Your instructions.
Every entry, from first to last, is to be retyped without any alteration.

Interface dataset entries.
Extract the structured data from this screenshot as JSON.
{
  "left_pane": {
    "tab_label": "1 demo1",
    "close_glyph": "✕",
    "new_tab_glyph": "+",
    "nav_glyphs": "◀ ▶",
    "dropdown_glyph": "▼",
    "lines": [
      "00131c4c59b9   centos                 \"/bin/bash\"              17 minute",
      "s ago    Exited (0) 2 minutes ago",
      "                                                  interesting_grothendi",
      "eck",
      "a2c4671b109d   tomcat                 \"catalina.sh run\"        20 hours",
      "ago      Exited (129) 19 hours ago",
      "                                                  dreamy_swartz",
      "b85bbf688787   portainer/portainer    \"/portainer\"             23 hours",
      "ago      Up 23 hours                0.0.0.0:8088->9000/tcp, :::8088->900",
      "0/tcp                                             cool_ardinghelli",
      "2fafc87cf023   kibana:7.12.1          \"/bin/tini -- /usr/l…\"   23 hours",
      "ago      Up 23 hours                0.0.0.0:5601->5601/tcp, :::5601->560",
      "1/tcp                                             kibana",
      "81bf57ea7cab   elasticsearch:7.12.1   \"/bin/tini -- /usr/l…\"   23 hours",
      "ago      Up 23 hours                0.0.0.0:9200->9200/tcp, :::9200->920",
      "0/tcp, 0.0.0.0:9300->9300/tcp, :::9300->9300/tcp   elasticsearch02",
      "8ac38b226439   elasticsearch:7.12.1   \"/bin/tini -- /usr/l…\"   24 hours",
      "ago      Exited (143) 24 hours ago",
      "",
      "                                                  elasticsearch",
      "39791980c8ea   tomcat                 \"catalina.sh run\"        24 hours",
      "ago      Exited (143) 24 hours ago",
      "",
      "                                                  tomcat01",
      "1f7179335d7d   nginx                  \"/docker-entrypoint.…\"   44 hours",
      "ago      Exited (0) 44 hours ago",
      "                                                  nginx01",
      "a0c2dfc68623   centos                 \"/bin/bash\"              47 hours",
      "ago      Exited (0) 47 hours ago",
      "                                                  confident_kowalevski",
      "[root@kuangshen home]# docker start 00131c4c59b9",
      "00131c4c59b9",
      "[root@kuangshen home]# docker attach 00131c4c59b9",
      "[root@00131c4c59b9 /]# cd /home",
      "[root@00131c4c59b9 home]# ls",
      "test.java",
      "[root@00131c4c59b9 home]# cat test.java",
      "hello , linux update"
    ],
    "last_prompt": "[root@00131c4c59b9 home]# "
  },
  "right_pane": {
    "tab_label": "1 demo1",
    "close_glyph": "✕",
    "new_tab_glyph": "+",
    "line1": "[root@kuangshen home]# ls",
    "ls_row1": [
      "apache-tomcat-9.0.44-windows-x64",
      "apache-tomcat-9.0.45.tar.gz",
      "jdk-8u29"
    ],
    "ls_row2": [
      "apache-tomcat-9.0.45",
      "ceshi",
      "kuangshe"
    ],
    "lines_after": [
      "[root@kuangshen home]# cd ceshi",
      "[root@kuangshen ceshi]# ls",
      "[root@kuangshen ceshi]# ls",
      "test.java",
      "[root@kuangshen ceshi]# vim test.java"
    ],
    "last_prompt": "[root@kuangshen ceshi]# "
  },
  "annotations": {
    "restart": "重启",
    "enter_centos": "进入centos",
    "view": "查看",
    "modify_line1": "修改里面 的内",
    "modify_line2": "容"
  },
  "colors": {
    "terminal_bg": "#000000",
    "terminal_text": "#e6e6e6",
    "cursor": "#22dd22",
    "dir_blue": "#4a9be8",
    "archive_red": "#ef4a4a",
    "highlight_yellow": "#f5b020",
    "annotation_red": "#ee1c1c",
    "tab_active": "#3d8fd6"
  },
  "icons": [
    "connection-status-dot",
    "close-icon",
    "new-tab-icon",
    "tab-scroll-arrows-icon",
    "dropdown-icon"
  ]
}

Output of the task.
Extract the structured data from this screenshot as JSON.
{
  "left_pane": {
    "tab_label": "1 demo1",
    "close_glyph": "✕",
    "new_tab_glyph": "+",
    "nav_glyphs": "◀ ▶",
    "dropdown_glyph": "▼",
    "lines": [
      "00131c4c59b9   centos                 \"/bin/bash\"              17 minute",
      "s ago    Exited (0) 2 minutes ago",
      "                                                  interesting_grothendi",
      "eck",
      "a2c4671b109d   tomcat                 \"catalina.sh run\"        20 hours",
      "ago      Exited (129) 19 hours ago",
      "                                                  dreamy_swartz",
      "b85bbf688787   portainer/portainer    \"/portainer\"             23 hours",
      "ago      Up 23 hours                0.0.0.0:8088->9000/tcp, :::8088->900",
      "0/tcp                                             cool_ardinghelli",
      "2fafc87cf023   kibana:7.12.1          \"/bin/tini -- /usr/l…\"   23 hours",
      "ago      Up 23 hours                0.0.0.0:5601->5601/tcp, :::5601->560",
      "1/tcp                                             kibana",
      "81bf57ea7cab   elasticsearch:7.12.1   \"/bin/tini -- /usr/l…\"   23 hours",
      "ago      Up 23 hours                0.0.0.0:9200->9200/tcp, :::9200->920",
      "0/tcp, 0.0.0.0:9300->9300/tcp, :::9300->9300/tcp   elasticsearch02",
      "8ac38b226439   elasticsearch:7.12.1   \"/bin/tini -- /usr/l…\"   24 hours",
      "ago      Exited (143) 24 hours ago",
      "",
      "                                                  elasticsearch",
      "39791980c8ea   tomcat                 \"catalina.sh run\"        24 hours",
      "ago      Exited (143) 24 hours ago",
      "",
      "                                                  tomcat01",
      "1f7179335d7d   nginx                  \"/docker-entrypoint.…\"   44 hours",
      "ago      Exited (0) 44 hours ago",
      "                                                  nginx01",
      "a0c2dfc68623   centos                 \"/bin/bash\"              47 hours",
      "ago      Exited (0) 47 hours ago",
      "                                                  confident_kowalevski",
      "[root@kuangshen home]# docker start 00131c4c59b9",
      "00131c4c59b9",
      "[root@kuangshen home]# docker attach 00131c4c59b9",
      "[root@00131c4c59b9 /]# cd /home",
      "[root@00131c4c59b9 home]# ls",
      "test.java",
      "[root@00131c4c59b9 home]# cat test.java",
      "hello , linux update"
    ],
    "last_prompt": "[root@00131c4c59b9 home]# "
  },
  "right_pane": {
    "tab_label": "1 demo1",
    "close_glyph": "✕",
    "new_tab_glyph": "+",
    "line1": "[root@kuangshen home]# ls",
    "ls_row1": [
      "apache-tomcat-9.0.44-windows-x64",
      "apache-tomcat-9.0.45.tar.gz",
      "jdk-8u29"
    ],
    "ls_row2": [
      "apache-tomcat-9.0.45",
      "ceshi",
      "kuangshe"
    ],
    "lines_after": [
      "[root@kuangshen home]# cd ceshi",
      "[root@kuangshen ceshi]# ls",
      "[root@kuangshen ceshi]# ls",
      "test.java",
      "[root@kuangshen ceshi]# vim test.java"
    ],
    "last_prompt": "[root@kuangshen ceshi]# "
  },
  "annotations": {
    "restart": "重启",
    "enter_centos": "进入centos",
    "view": "查看",
    "modify_line1": "修改里面 的内",
    "modify_line2": "容"
  },
  "colors": {
    "terminal_bg": "#000000",
    "terminal_text": "#e6e6e6",
    "cursor": "#22dd22",
    "dir_blue": "#4a9be8",
    "archive_red": "#ef4a4a",
    "highlight_yellow": "#f5b020",
    "annotation_red": "#ee1c1c",
    "tab_active": "#3d8fd6"
  },
  "icons": [
    "connection-status-dot",
    "close-icon",
    "new-tab-icon",
    "tab-scroll-arrows-icon",
    "dropdown-icon"
  ]
}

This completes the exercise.